**Data about app and page elements**
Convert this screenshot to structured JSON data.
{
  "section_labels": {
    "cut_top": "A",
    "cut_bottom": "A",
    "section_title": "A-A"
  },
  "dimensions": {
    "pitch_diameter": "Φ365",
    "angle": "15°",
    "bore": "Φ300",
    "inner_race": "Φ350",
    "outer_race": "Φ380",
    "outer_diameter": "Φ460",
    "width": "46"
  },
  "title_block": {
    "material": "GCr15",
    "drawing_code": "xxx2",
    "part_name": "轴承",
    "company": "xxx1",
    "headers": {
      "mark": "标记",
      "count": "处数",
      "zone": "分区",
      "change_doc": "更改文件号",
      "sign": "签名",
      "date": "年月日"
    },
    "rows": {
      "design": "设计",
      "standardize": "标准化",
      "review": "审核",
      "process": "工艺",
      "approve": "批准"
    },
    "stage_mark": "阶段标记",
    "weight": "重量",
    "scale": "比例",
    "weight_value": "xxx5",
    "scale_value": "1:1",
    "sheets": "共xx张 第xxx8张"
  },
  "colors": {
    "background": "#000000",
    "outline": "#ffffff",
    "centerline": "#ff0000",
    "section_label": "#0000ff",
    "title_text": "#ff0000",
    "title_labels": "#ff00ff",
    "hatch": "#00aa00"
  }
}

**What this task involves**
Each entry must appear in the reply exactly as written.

**Answer box**
Convert this screenshot to structured JSON data.
{
  "section_labels": {
    "cut_top": "A",
    "cut_bottom": "A",
    "section_title": "A-A"
  },
  "dimensions": {
    "pitch_diameter": "Φ365",
    "angle": "15°",
    "bore": "Φ300",
    "inner_race": "Φ350",
    "outer_race": "Φ380",
    "outer_diameter": "Φ460",
    "width": "46"
  },
  "title_block": {
    "material": "GCr15",
    "drawing_code": "xxx2",
    "part_name": "轴承",
    "company": "xxx1",
    "headers": {
      "mark": "标记",
      "count": "处数",
      "zone": "分区",
      "change_doc": "更改文件号",
      "sign": "签名",
      "date": "年月日"
    },
    "rows": {
      "design": "设计",
      "standardize": "标准化",
      "review": "审核",
      "process": "工艺",
      "approve": "批准"
    },
    "stage_mark": "阶段标记",
    "weight": "重量",
    "scale": "比例",
    "weight_value": "xxx5",
    "scale_value": "1:1",
    "sheets": "共xx张 第xxx8张"
  },
  "colors": {
    "background": "#000000",
    "outline": "#ffffff",
    "centerline": "#ff0000",
    "section_label": "#0000ff",
    "title_text": "#ff0000",
    "title_labels": "#ff00ff",
    "hatch": "#00aa00"
  }
}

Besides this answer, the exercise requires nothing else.